Green Algae Blooms in Ponds
Algae is a group of microorganisms that make their way into water bodies of all sizes. Algae cells can be carried to water by bird, land animal, boat, fishing gear, and even the air! The proliferation of algae depends on nutrients and sunlight to grow.
Types of pond algae
- Filamentous Algae
- Planktonic Algae
- Macroalgae (Chara)
Filamentous algae is commonly called string algae, hair algae, or pond scum. String algae begins growth at the bottom of the pond. There are many species of filamentous algae so not all algae blooms will look the same.
String algae can look like green mossy mats, slime or long hair-like strands. The color of filamentous algae is normally bright green to dark green.

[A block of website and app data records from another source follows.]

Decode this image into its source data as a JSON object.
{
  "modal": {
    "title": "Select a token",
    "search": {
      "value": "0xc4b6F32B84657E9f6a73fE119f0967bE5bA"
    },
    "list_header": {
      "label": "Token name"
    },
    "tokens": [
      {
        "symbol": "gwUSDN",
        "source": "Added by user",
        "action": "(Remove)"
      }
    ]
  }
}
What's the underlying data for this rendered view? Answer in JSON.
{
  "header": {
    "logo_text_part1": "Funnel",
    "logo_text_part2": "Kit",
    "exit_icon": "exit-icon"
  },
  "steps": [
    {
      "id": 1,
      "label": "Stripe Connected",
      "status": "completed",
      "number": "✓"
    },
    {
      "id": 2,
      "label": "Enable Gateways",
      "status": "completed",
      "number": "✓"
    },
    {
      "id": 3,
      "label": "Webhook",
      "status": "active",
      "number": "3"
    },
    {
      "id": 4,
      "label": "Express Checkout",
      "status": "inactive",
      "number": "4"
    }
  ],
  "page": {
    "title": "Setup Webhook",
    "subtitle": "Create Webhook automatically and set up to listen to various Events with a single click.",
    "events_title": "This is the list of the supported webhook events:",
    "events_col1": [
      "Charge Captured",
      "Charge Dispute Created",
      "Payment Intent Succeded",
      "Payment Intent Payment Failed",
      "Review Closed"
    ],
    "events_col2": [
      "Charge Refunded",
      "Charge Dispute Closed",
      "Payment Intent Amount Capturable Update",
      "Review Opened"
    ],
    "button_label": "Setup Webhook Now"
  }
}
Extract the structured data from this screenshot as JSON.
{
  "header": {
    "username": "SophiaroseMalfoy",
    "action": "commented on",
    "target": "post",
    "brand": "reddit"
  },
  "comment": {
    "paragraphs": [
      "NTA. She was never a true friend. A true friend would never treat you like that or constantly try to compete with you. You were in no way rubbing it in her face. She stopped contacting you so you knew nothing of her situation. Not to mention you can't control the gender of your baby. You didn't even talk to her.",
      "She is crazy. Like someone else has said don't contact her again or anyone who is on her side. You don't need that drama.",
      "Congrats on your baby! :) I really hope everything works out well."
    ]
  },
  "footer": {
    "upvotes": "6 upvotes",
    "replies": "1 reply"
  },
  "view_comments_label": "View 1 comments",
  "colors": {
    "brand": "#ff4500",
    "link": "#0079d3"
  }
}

Pithophora is a type of filamentous algae that has a cotton-like consistency. Spirogyra feels like wet silky hair.
As string algae matures it eventually releases to the surface of the pond. It becomes buoyant from the oxygen it is producing.
Is string algae bad for a pond?
While filamentous algae may not be visibly appealing it can provide some benefit to the pond. Algae is an essential part of a pond's ecosystem. It is a food source for invertebrates, protozoans, and fish.
If algae is covering the majority of the surface, this is a natural indicator that there are excess nutrients within the water. Steps should be taken to reduce nutrients to healthy levels within the pond or lake.
Planktonic algae is commonly referred to as green water algae or pea soup algae. This single celled algae particles float freely throughout the pond causing water to appear discolored. Coloration of planktonic algae forms can be green, yellow, blue-green or brown.
Planktonic algae blooms can be a sign of a serious imbalance in a pond which can cause harm to fish. If visibility of pond measures less than 18 inches from the surface, steps should be taken to improve water conditions.
Algae Blooms can lead to fish kills
Like all forms of algae, planktonic blooms produce oxygen during the day. Algae consumes oxygen at night. A heavy planktonic bloom can result in a fish kill from oxygen uptake at night. These kills can also occur when there are consecutive overcast days. When sunlight is blocked, the planktonic algae consumes oxygen during the day instead of producing it.
Green Water Algae
Chara and nitella are types of macro-algae. They commonly misclassified as submerged weeds but are actually forms of algae. Chara is also known as muskgrass.
Chara algae produces stems with leaves growing in whorls around the stems. There is a gritty calcified outer coating. Chara has a skunk-like odor. It is typically found in hard water.
Nitella has similar looking growth to chara but lacks the gritty calcified coating and has no odor. Nitella algae is more delicate than chara. Nitella is typically found in acidic or soft water.
There is no root system with these macroalgae forms. Just like string algae, growth begins at the bottom of the pond and then releases to the surface in mats.
Algae Control Treatments
The knowledge Base for Pond and Lake Management